[32] K. Lorenz, C. M. Preston and E. Kandeler, “Soil Organic Matter in Urban Soils: Estimation of Elemental Carbon by Thermal Oxidation and Characterization of Organic Matter by Solid-State 13C Nuclear Magnetic Resonance (NMR) Spectroscopy,” Geoderma, Vol. 130, No. 3-4, 2006, pp. 312-323. doi:10.1016/j.geoderma.2005.02.004
[33] S. Zwikel, H. Lavee and P. Sarah, “Temporal Evolution of Salts in Mediterranean Soils Transect Under Different Climatic Condition,” Catena, Vol. 70, No. 3, 2007, pp. 282-295. doi:10.1016/j.catena.2006.09.004
[34] P. Sarah, “Soluble Salts Dynamics in the Soil under Different Climatic Conditions,” Catena, Vol. 43, No. 4, 2001, pp. 307-321. doi:10.1016/S0341-8162(00)00130-2
[35] D. R. Bhuju and M. Ohsawa, “Effects of Nature Trails on Ground Vegetation and Understory Colonization of a Patchy Remnant Forest in an Urban Domain,” Biological Conservation, Vol. 85, No. 1-2, 1998, pp. 123-135. doi:10.1016/S0006-3207(97)00148-1

  
comments powered by Disqus

Copyright © 2018 by authors and Scientific Research Publishing Inc.

Creative Commons License

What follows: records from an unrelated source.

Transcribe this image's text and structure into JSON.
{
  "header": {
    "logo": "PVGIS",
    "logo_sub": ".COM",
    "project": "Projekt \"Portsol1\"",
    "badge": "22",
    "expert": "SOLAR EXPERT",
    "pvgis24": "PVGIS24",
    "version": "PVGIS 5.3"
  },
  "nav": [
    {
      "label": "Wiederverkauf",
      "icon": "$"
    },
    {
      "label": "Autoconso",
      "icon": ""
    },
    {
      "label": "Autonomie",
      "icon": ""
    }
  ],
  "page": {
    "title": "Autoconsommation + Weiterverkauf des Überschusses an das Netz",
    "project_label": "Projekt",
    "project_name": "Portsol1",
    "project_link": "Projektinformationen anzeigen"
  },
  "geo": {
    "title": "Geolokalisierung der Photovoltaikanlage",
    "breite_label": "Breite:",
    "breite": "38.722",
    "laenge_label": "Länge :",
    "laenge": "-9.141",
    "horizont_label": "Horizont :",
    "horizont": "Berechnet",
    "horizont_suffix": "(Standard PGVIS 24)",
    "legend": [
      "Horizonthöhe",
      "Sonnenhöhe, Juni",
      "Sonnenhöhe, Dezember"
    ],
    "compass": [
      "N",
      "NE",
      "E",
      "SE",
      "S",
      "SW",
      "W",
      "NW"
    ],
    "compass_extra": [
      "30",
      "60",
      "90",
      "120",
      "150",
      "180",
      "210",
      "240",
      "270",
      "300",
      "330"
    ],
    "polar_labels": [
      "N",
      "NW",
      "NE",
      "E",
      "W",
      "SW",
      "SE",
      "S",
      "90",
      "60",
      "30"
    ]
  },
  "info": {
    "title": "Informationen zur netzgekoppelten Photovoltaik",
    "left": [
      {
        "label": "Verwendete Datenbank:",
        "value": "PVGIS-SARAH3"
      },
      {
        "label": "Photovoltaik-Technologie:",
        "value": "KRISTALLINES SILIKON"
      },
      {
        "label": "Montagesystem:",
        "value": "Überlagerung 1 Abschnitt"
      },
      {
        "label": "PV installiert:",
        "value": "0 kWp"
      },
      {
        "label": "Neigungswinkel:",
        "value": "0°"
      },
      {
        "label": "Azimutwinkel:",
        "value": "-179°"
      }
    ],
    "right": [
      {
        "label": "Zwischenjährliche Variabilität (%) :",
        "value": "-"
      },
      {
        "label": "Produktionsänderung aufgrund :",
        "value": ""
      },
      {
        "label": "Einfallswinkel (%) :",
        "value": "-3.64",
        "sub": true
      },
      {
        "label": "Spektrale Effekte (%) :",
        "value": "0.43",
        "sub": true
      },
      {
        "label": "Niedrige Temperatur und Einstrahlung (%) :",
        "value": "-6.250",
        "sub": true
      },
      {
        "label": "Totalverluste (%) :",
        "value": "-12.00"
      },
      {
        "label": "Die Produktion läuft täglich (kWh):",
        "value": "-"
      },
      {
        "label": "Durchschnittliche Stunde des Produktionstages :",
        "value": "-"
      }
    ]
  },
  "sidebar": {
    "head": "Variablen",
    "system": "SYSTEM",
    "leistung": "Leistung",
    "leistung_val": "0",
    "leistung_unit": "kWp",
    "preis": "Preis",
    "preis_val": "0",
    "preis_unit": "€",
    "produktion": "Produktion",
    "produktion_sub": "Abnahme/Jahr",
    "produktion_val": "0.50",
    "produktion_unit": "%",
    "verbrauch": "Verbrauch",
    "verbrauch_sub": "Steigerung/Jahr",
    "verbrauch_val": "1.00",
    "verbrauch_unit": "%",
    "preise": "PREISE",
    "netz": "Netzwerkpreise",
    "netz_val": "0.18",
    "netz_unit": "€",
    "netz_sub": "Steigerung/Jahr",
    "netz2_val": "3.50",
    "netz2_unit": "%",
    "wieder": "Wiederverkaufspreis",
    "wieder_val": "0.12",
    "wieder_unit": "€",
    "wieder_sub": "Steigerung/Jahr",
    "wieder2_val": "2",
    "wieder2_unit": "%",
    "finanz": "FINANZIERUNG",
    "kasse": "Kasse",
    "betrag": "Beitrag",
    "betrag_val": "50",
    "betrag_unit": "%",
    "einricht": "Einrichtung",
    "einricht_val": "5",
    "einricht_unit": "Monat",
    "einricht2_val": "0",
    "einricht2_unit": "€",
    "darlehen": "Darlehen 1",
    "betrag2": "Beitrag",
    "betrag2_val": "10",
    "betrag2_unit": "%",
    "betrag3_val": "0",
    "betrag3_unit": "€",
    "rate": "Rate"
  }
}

This work and the related PDF file are licensed under a Creative Commons Attribution 4.0 International License.